## ACTION ITEM
Copy out every entry that follows, without a single picture.
============================================================
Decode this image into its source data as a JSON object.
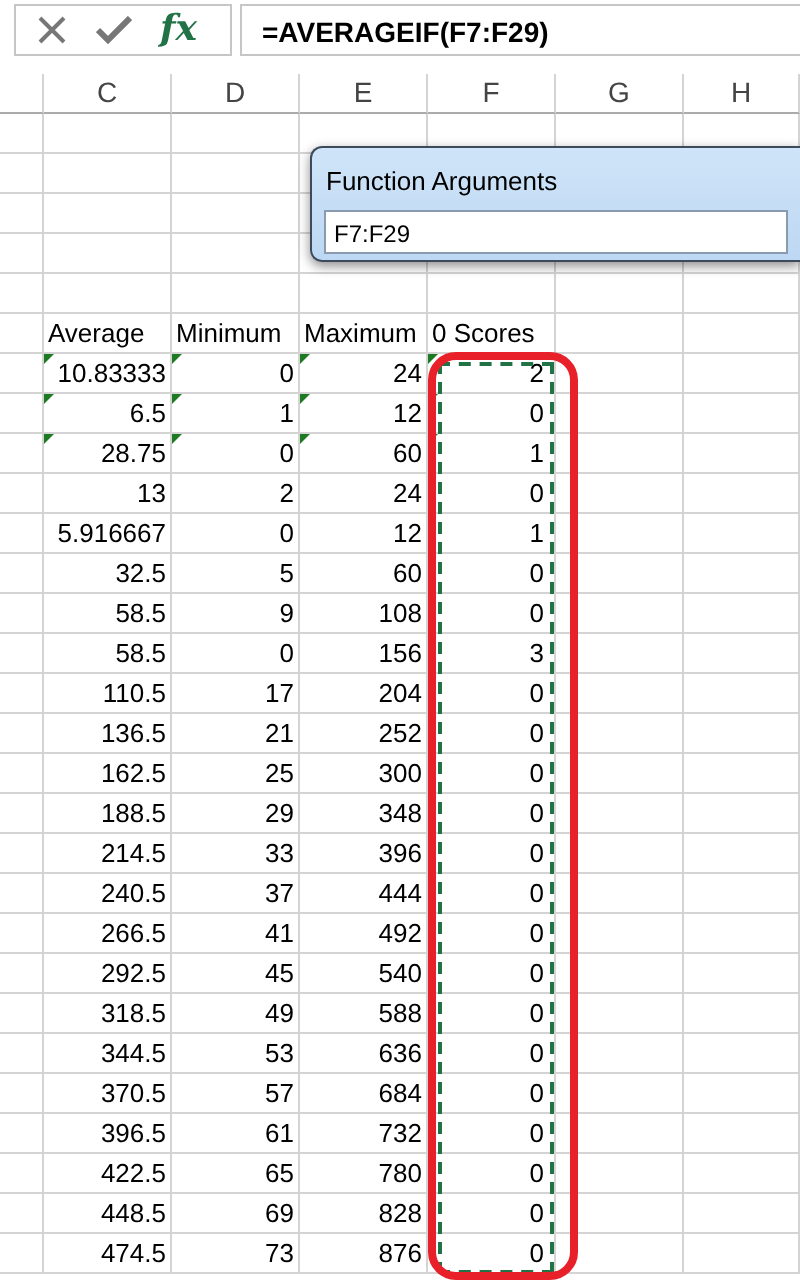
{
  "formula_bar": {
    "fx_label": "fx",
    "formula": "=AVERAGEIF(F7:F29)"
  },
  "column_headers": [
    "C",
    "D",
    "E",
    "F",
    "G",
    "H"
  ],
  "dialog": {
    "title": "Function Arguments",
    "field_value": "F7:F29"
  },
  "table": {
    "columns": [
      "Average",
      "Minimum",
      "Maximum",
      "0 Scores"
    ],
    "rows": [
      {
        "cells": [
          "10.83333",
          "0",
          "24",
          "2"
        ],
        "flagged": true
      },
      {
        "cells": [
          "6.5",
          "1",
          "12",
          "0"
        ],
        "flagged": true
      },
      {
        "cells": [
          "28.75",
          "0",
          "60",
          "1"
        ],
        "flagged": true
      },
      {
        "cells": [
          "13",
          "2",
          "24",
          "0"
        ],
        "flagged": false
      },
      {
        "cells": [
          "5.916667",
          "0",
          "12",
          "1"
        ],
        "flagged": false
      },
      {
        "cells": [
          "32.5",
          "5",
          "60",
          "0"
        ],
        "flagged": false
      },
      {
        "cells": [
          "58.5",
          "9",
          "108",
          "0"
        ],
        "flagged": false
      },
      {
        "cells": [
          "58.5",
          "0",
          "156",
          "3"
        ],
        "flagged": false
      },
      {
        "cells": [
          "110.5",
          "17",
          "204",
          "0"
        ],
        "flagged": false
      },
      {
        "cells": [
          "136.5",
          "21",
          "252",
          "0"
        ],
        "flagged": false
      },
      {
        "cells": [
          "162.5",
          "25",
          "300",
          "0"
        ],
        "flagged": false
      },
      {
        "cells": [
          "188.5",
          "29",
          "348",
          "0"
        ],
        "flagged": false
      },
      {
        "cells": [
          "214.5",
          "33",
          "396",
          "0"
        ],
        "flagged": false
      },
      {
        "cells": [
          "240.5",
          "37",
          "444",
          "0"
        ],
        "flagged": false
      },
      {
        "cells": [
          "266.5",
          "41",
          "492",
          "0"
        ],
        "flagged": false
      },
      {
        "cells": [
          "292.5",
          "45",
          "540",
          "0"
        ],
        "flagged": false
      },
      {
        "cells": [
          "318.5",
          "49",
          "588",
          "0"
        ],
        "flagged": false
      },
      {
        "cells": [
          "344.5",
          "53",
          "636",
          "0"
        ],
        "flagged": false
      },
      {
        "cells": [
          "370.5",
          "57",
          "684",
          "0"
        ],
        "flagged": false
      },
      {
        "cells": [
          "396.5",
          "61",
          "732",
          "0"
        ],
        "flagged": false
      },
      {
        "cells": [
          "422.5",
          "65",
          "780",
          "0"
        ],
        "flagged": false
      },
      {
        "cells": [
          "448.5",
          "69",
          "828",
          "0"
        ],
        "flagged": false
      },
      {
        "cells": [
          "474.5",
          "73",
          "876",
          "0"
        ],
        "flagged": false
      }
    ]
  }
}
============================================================
## PROBLEM SOLUTION
Decode this image into its source data as a JSON object.
{
  "formula_bar": {
    "fx_label": "fx",
    "formula": "=AVERAGEIF(F7:F29)"
  },
  "column_headers": [
    "C",
    "D",
    "E",
    "F",
    "G",
    "H"
  ],
  "dialog": {
    "title": "Function Arguments",
    "field_value": "F7:F29"
  },
  "table": {
    "columns": [
      "Average",
      "Minimum",
      "Maximum",
      "0 Scores"
    ],
    "rows": [
      {
        "cells": [
          "10.83333",
          "0",
          "24",
          "2"
        ],
        "flagged": true
      },
      {
        "cells": [
          "6.5",
          "1",
          "12",
          "0"
        ],
        "flagged": true
      },
      {
        "cells": [
          "28.75",
          "0",
          "60",
          "1"
        ],
        "flagged": true
      },
      {
        "cells": [
          "13",
          "2",
          "24",
          "0"
        ],
        "flagged": false
      },
      {
        "cells": [
          "5.916667",
          "0",
          "12",
          "1"
        ],
        "flagged": false
      },
      {
        "cells": [
          "32.5",
          "5",
          "60",
          "0"
        ],
        "flagged": false
      },
      {
        "cells": [
          "58.5",
          "9",
          "108",
          "0"
        ],
        "flagged": false
      },
      {
        "cells": [
          "58.5",
          "0",
          "156",
          "3"
        ],
        "flagged": false
      },
      {
        "cells": [
          "110.5",
          "17",
          "204",
          "0"
        ],
        "flagged": false
      },
      {
        "cells": [
          "136.5",
          "21",
          "252",
          "0"
        ],
        "flagged": false
      },
      {
        "cells": [
          "162.5",
          "25",
          "300",
          "0"
        ],
        "flagged": false
      },
      {
        "cells": [
          "188.5",
          "29",
          "348",
          "0"
        ],
        "flagged": false
      },
      {
        "cells": [
          "214.5",
          "33",
          "396",
          "0"
        ],
        "flagged": false
      },
      {
        "cells": [
          "240.5",
          "37",
          "444",
          "0"
        ],
        "flagged": false
      },
      {
        "cells": [
          "266.5",
          "41",
          "492",
          "0"
        ],
        "flagged": false
      },
      {
        "cells": [
          "292.5",
          "45",
          "540",
          "0"
        ],
        "flagged": false
      },
      {
        "cells": [
          "318.5",
          "49",
          "588",
          "0"
        ],
        "flagged": false
      },
      {
        "cells": [
          "344.5",
          "53",
          "636",
          "0"
        ],
        "flagged": false
      },
      {
        "cells": [
          "370.5",
          "57",
          "684",
          "0"
        ],
        "flagged": false
      },
      {
        "cells": [
          "396.5",
          "61",
          "732",
          "0"
        ],
        "flagged": false
      },
      {
        "cells": [
          "422.5",
          "65",
          "780",
          "0"
        ],
        "flagged": false
      },
      {
        "cells": [
          "448.5",
          "69",
          "828",
          "0"
        ],
        "flagged": false
      },
      {
        "cells": [
          "474.5",
          "73",
          "876",
          "0"
        ],
        "flagged": false
      }
    ]
  }
}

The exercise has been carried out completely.